Professor Belkin Comments: In a more general sense, this brings up, for the first time here, the issue of planes of tone: foreground, background, etc.. Obviously a melodic line is an example of a musical foreground. As a general principle of orchestration, it is generally best to decide the timbre(s) of the foreground first, and THEN choose how to set the less prominent elements in the texture, since accompaniment parts MUST, by definition, attract less attention than primary lines.
Melody planned in the upper parts stands out from the very fact of position alone, and likewise, to a less degree when it is situated in the low register. In the middle of the orchestral range it is not so prominent and the methods referred to above come into operation.
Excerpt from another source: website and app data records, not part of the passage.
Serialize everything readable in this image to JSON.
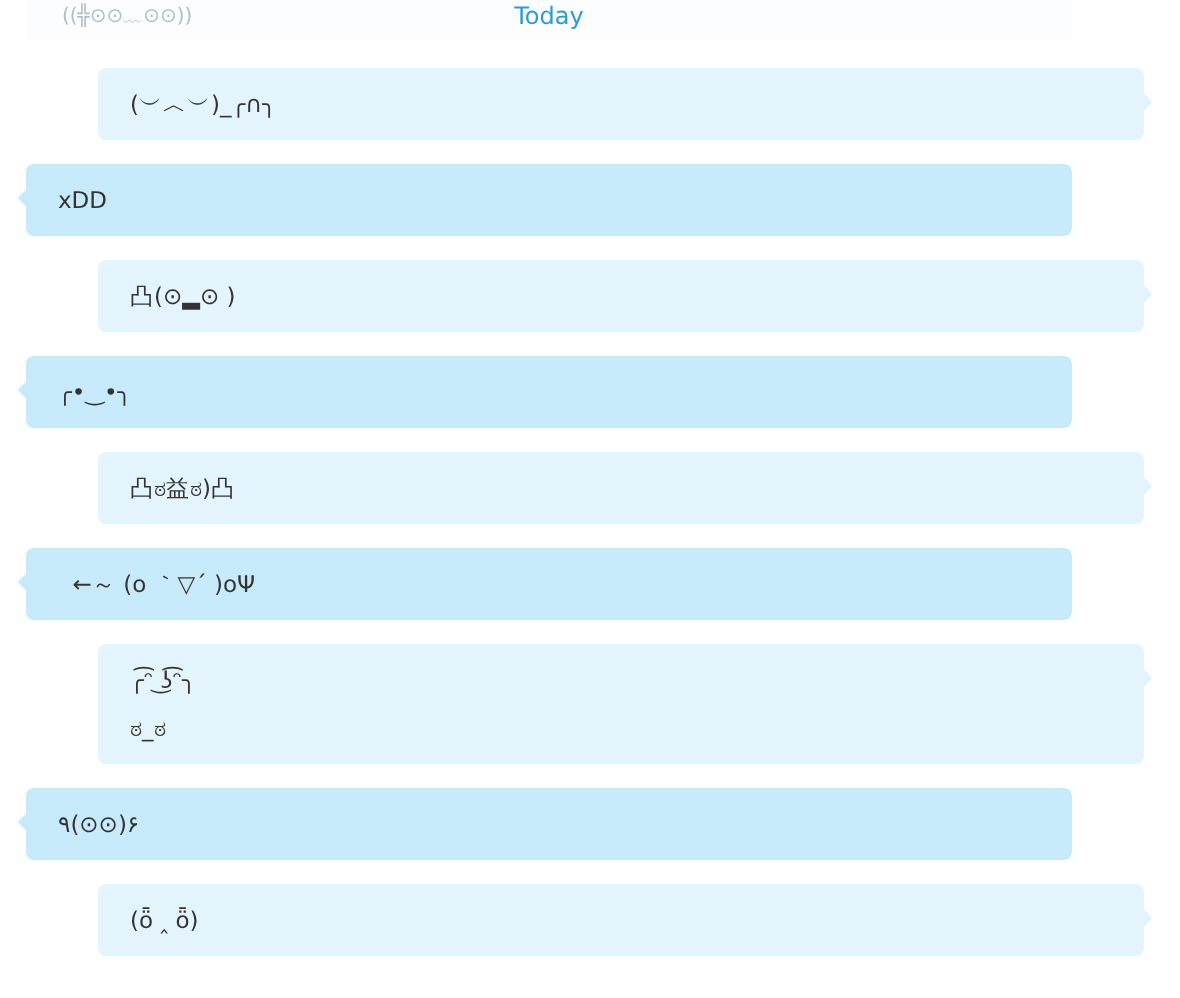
{
  "previous_message": {
    "text": "((╬⊙⊙﹏⊙⊙))"
  },
  "date_divider": {
    "label": "Today"
  },
  "messages": [
    {
      "kind": "sent",
      "lines": [
        "(︶︿︶)_╭∩╮"
      ]
    },
    {
      "kind": "received",
      "lines": [
        "xDD"
      ]
    },
    {
      "kind": "sent",
      "lines": [
        "凸(⊙▂⊙ )"
      ]
    },
    {
      "kind": "received",
      "lines": [
        "╭•‿•╮"
      ]
    },
    {
      "kind": "sent",
      "lines": [
        "凸ಠ益ಠ)凸"
      ]
    },
    {
      "kind": "received",
      "lines": [
        "  ←～ (o ｀▽´ )oΨ"
      ]
    },
    {
      "kind": "sent",
      "lines": [
        "╭͡ᵔ ͜ʖ͡ᵔ╮",
        "ಠ_ಠ"
      ]
    },
    {
      "kind": "received",
      "lines": [
        "٩(⊙⊙)۶"
      ]
    },
    {
      "kind": "sent",
      "lines": [
        "(ȫ ‸ ȫ)"
      ]
    }
  ]
}
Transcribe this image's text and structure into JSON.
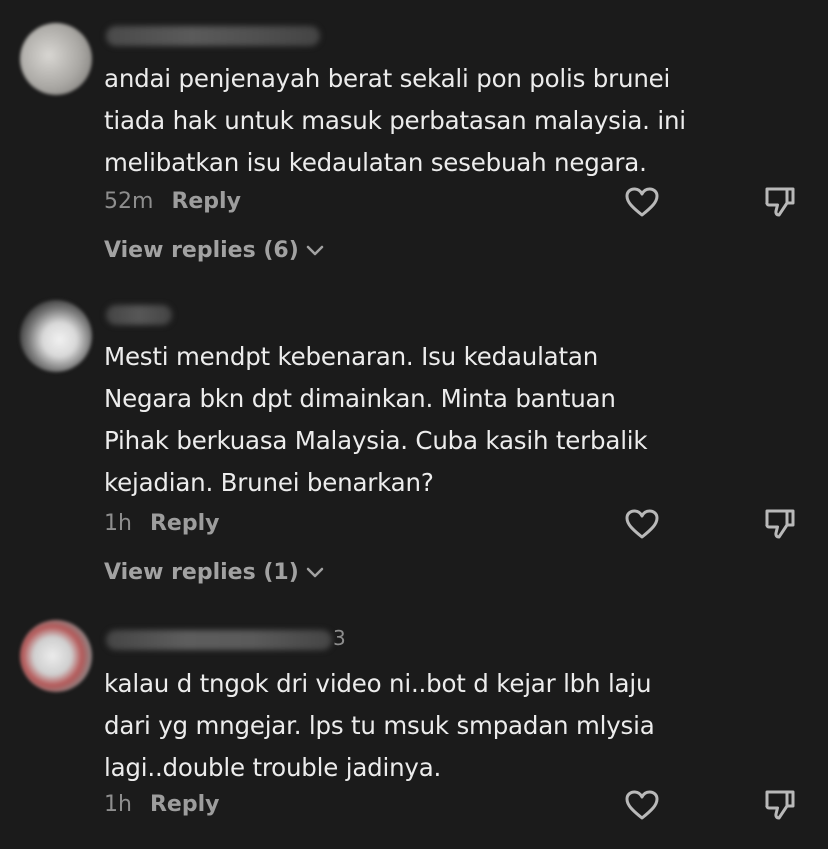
{
  "comments": [
    {
      "username_tail": "",
      "text_lines": [
        "andai penjenayah berat sekali pon polis brunei",
        "tiada hak untuk masuk perbatasan malaysia. ini",
        "melibatkan isu kedaulatan sesebuah negara."
      ],
      "time": "52m",
      "reply_label": "Reply",
      "view_replies": "View replies (6)"
    },
    {
      "username_tail": "",
      "text_lines": [
        "Mesti mendpt kebenaran. Isu kedaulatan",
        "Negara bkn dpt dimainkan. Minta bantuan",
        "Pihak berkuasa Malaysia. Cuba kasih terbalik",
        "kejadian. Brunei benarkan?"
      ],
      "time": "1h",
      "reply_label": "Reply",
      "view_replies": "View replies (1)"
    },
    {
      "username_tail": "3",
      "text_lines": [
        "kalau d tngok dri video ni..bot d kejar lbh laju",
        "dari yg mngejar. lps tu msuk smpadan mlysia",
        "lagi..double trouble jadinya."
      ],
      "time": "1h",
      "reply_label": "Reply",
      "view_replies": ""
    }
  ],
  "icons": {
    "like": "heart-outline-icon",
    "dislike": "thumbs-down-icon",
    "expand": "chevron-down-icon"
  },
  "colors": {
    "background": "#1b1b1b",
    "text": "#ececec",
    "muted": "#8e8e8e"
  }
}
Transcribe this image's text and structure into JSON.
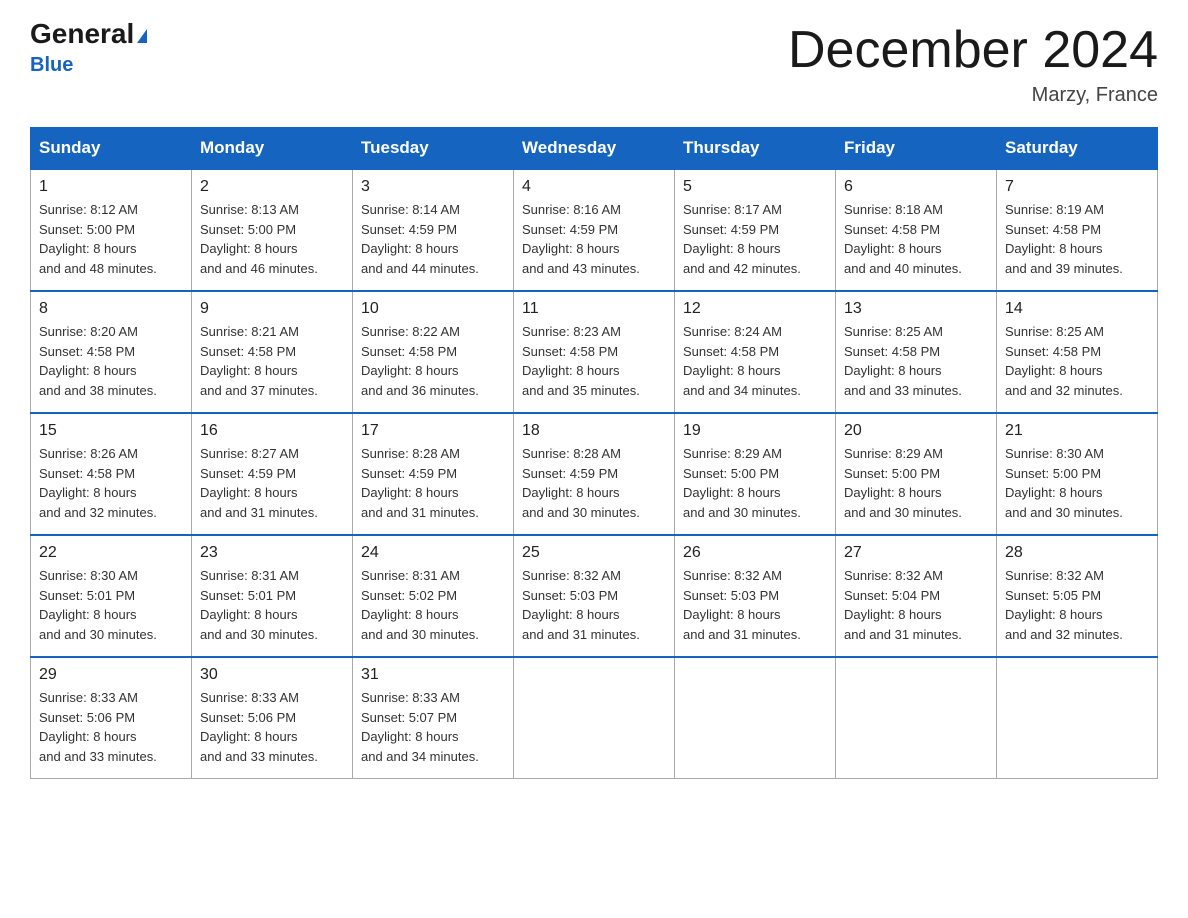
{
  "header": {
    "logo_general": "General",
    "logo_blue": "Blue",
    "month_title": "December 2024",
    "location": "Marzy, France"
  },
  "days_of_week": [
    "Sunday",
    "Monday",
    "Tuesday",
    "Wednesday",
    "Thursday",
    "Friday",
    "Saturday"
  ],
  "weeks": [
    [
      {
        "day": "1",
        "sunrise": "8:12 AM",
        "sunset": "5:00 PM",
        "daylight": "8 hours and 48 minutes."
      },
      {
        "day": "2",
        "sunrise": "8:13 AM",
        "sunset": "5:00 PM",
        "daylight": "8 hours and 46 minutes."
      },
      {
        "day": "3",
        "sunrise": "8:14 AM",
        "sunset": "4:59 PM",
        "daylight": "8 hours and 44 minutes."
      },
      {
        "day": "4",
        "sunrise": "8:16 AM",
        "sunset": "4:59 PM",
        "daylight": "8 hours and 43 minutes."
      },
      {
        "day": "5",
        "sunrise": "8:17 AM",
        "sunset": "4:59 PM",
        "daylight": "8 hours and 42 minutes."
      },
      {
        "day": "6",
        "sunrise": "8:18 AM",
        "sunset": "4:58 PM",
        "daylight": "8 hours and 40 minutes."
      },
      {
        "day": "7",
        "sunrise": "8:19 AM",
        "sunset": "4:58 PM",
        "daylight": "8 hours and 39 minutes."
      }
    ],
    [
      {
        "day": "8",
        "sunrise": "8:20 AM",
        "sunset": "4:58 PM",
        "daylight": "8 hours and 38 minutes."
      },
      {
        "day": "9",
        "sunrise": "8:21 AM",
        "sunset": "4:58 PM",
        "daylight": "8 hours and 37 minutes."
      },
      {
        "day": "10",
        "sunrise": "8:22 AM",
        "sunset": "4:58 PM",
        "daylight": "8 hours and 36 minutes."
      },
      {
        "day": "11",
        "sunrise": "8:23 AM",
        "sunset": "4:58 PM",
        "daylight": "8 hours and 35 minutes."
      },
      {
        "day": "12",
        "sunrise": "8:24 AM",
        "sunset": "4:58 PM",
        "daylight": "8 hours and 34 minutes."
      },
      {
        "day": "13",
        "sunrise": "8:25 AM",
        "sunset": "4:58 PM",
        "daylight": "8 hours and 33 minutes."
      },
      {
        "day": "14",
        "sunrise": "8:25 AM",
        "sunset": "4:58 PM",
        "daylight": "8 hours and 32 minutes."
      }
    ],
    [
      {
        "day": "15",
        "sunrise": "8:26 AM",
        "sunset": "4:58 PM",
        "daylight": "8 hours and 32 minutes."
      },
      {
        "day": "16",
        "sunrise": "8:27 AM",
        "sunset": "4:59 PM",
        "daylight": "8 hours and 31 minutes."
      },
      {
        "day": "17",
        "sunrise": "8:28 AM",
        "sunset": "4:59 PM",
        "daylight": "8 hours and 31 minutes."
      },
      {
        "day": "18",
        "sunrise": "8:28 AM",
        "sunset": "4:59 PM",
        "daylight": "8 hours and 30 minutes."
      },
      {
        "day": "19",
        "sunrise": "8:29 AM",
        "sunset": "5:00 PM",
        "daylight": "8 hours and 30 minutes."
      },
      {
        "day": "20",
        "sunrise": "8:29 AM",
        "sunset": "5:00 PM",
        "daylight": "8 hours and 30 minutes."
      },
      {
        "day": "21",
        "sunrise": "8:30 AM",
        "sunset": "5:00 PM",
        "daylight": "8 hours and 30 minutes."
      }
    ],
    [
      {
        "day": "22",
        "sunrise": "8:30 AM",
        "sunset": "5:01 PM",
        "daylight": "8 hours and 30 minutes."
      },
      {
        "day": "23",
        "sunrise": "8:31 AM",
        "sunset": "5:01 PM",
        "daylight": "8 hours and 30 minutes."
      },
      {
        "day": "24",
        "sunrise": "8:31 AM",
        "sunset": "5:02 PM",
        "daylight": "8 hours and 30 minutes."
      },
      {
        "day": "25",
        "sunrise": "8:32 AM",
        "sunset": "5:03 PM",
        "daylight": "8 hours and 31 minutes."
      },
      {
        "day": "26",
        "sunrise": "8:32 AM",
        "sunset": "5:03 PM",
        "daylight": "8 hours and 31 minutes."
      },
      {
        "day": "27",
        "sunrise": "8:32 AM",
        "sunset": "5:04 PM",
        "daylight": "8 hours and 31 minutes."
      },
      {
        "day": "28",
        "sunrise": "8:32 AM",
        "sunset": "5:05 PM",
        "daylight": "8 hours and 32 minutes."
      }
    ],
    [
      {
        "day": "29",
        "sunrise": "8:33 AM",
        "sunset": "5:06 PM",
        "daylight": "8 hours and 33 minutes."
      },
      {
        "day": "30",
        "sunrise": "8:33 AM",
        "sunset": "5:06 PM",
        "daylight": "8 hours and 33 minutes."
      },
      {
        "day": "31",
        "sunrise": "8:33 AM",
        "sunset": "5:07 PM",
        "daylight": "8 hours and 34 minutes."
      },
      null,
      null,
      null,
      null
    ]
  ]
}
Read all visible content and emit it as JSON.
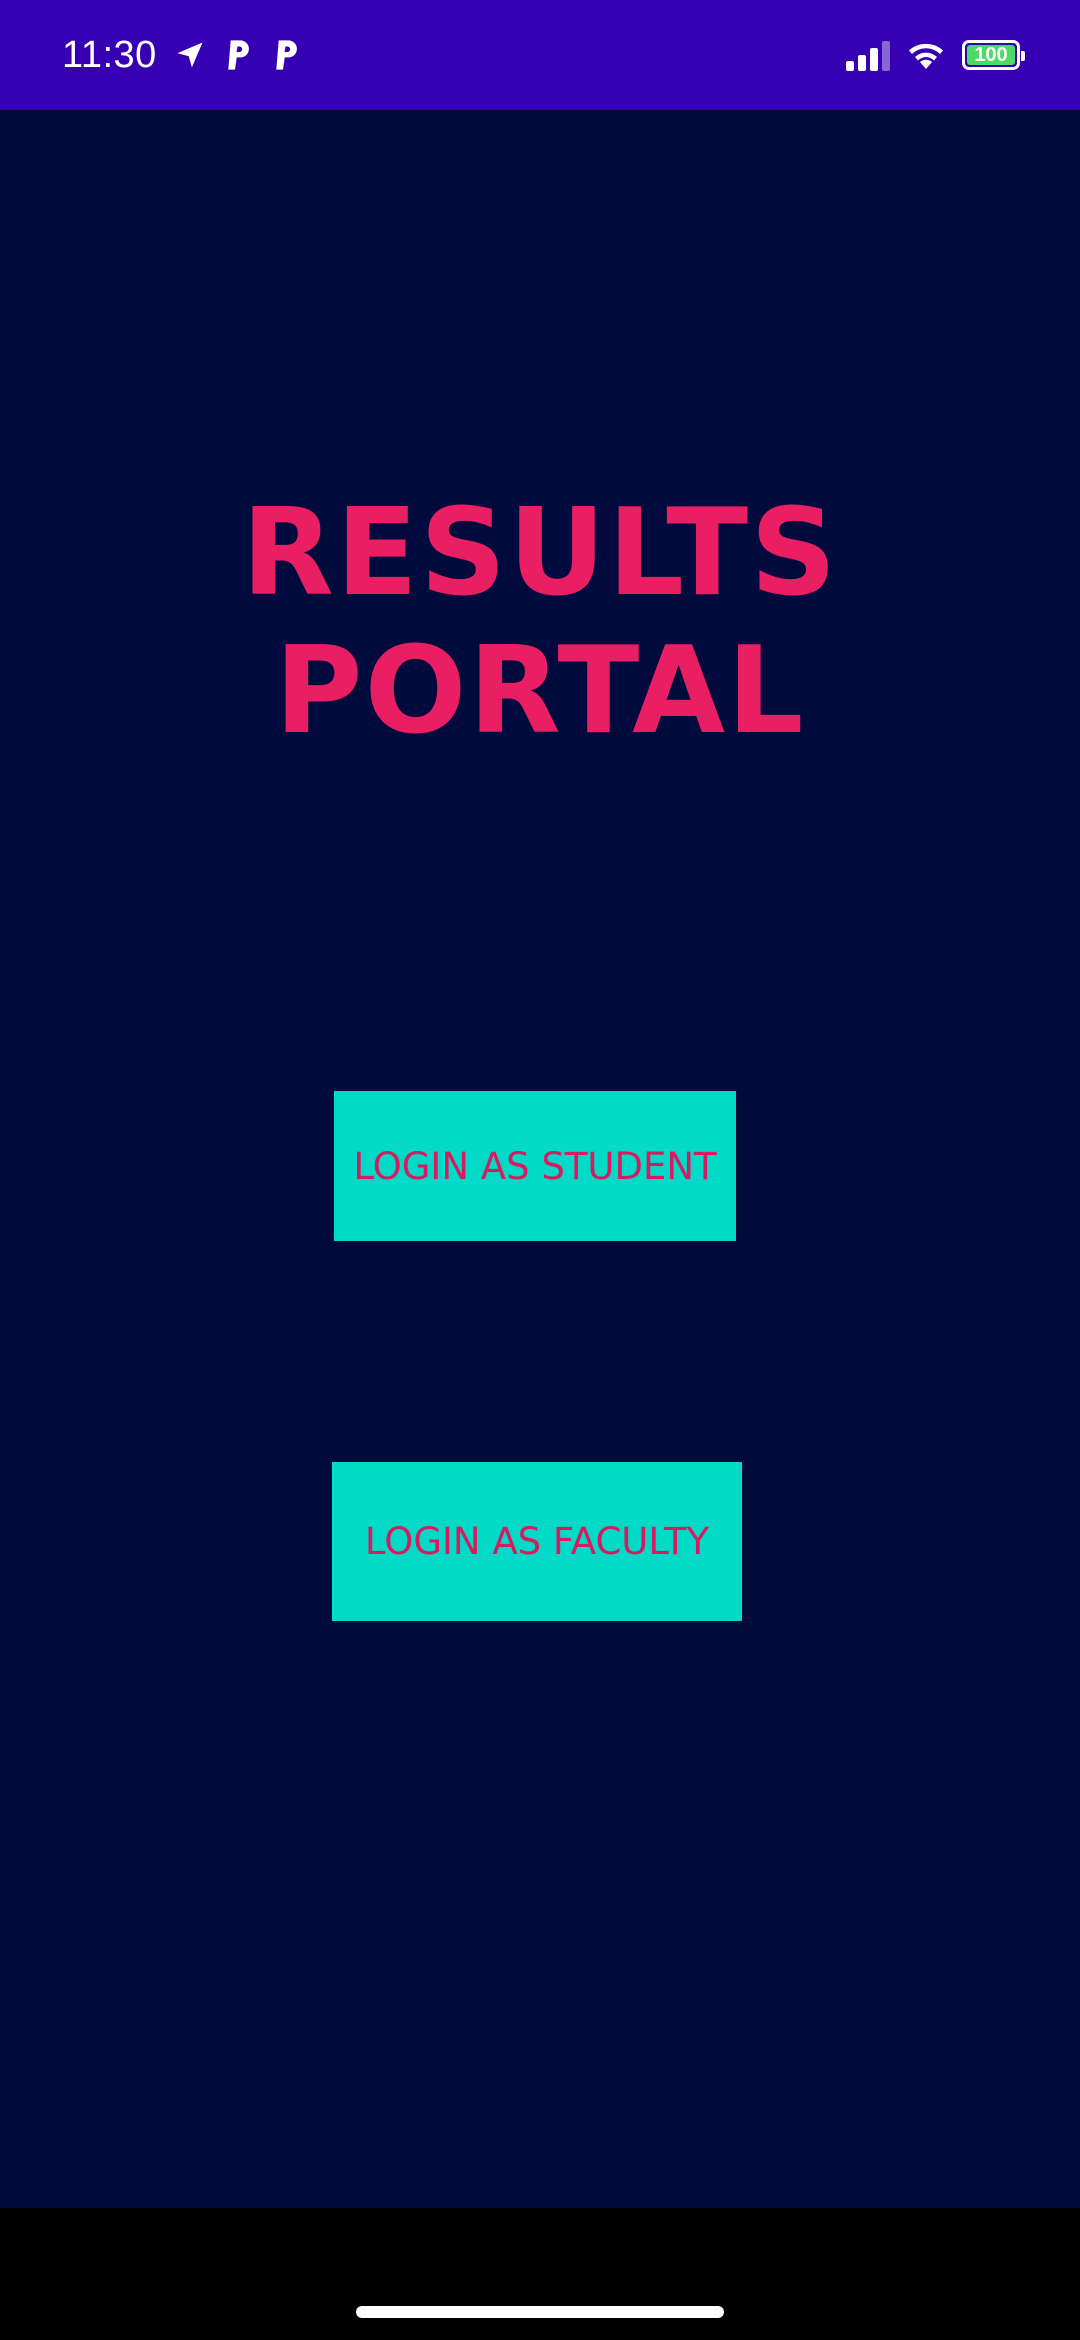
{
  "status_bar": {
    "time": "11:30",
    "battery_level": "100",
    "icons": [
      "location-arrow-icon",
      "parking-icon",
      "parking-icon",
      "signal-icon",
      "wifi-icon",
      "battery-icon"
    ],
    "background_color": "#3700b3"
  },
  "main": {
    "title_line1": "RESULTS",
    "title_line2": "PORTAL",
    "title_color": "#e91e63",
    "background_color": "#000a3d",
    "buttons": [
      {
        "label": "LOGIN AS STUDENT",
        "background": "#00dac6",
        "text_color": "#d81b60"
      },
      {
        "label": "LOGIN AS FACULTY",
        "background": "#00dac6",
        "text_color": "#d81b60"
      }
    ]
  }
}
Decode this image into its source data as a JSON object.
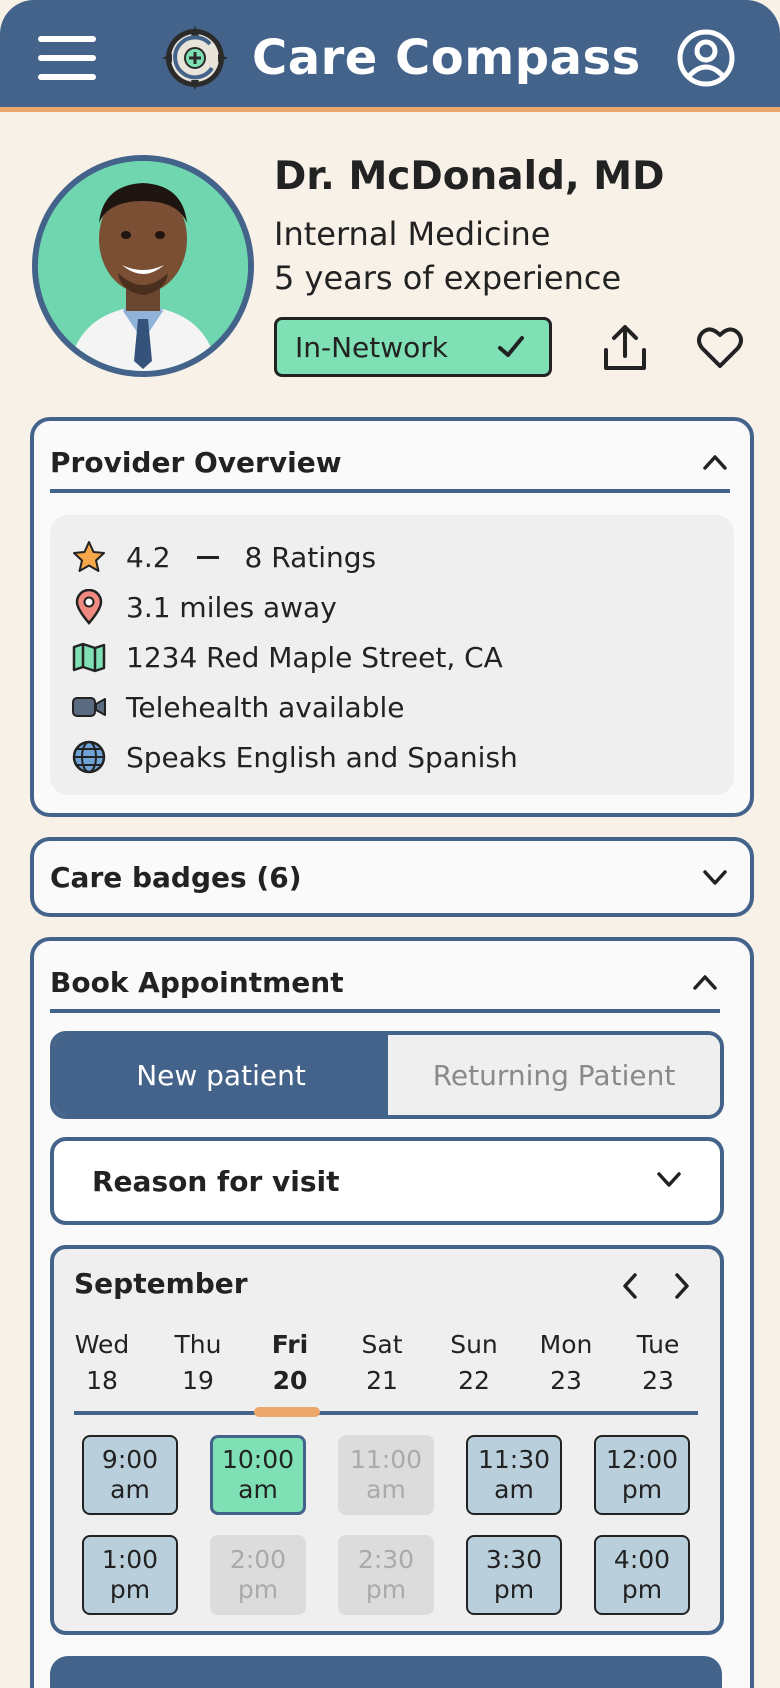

They may also be employed for two part melody (in thirds and sixths) and for polyphonic writing.
Professor Belkin Comments: Another element which determines orchestral prominence is MOVEMENT. All other things being equal, the ear tends to follow CHANGE. So, for example, a moving line in the violas, surrounded by the outer strings holding long notes, will stand out adequately – provided of course that the other strings are not holding notes in the exact same register as the violas!
No. I. Sheherazade 2nd movement, Section B; Violins in melody, piano and graceful in character.
click on the play button to Play from the Score
No. 2. The Legend of the Invisible City of Kitesh, Section 283; Violins in melody.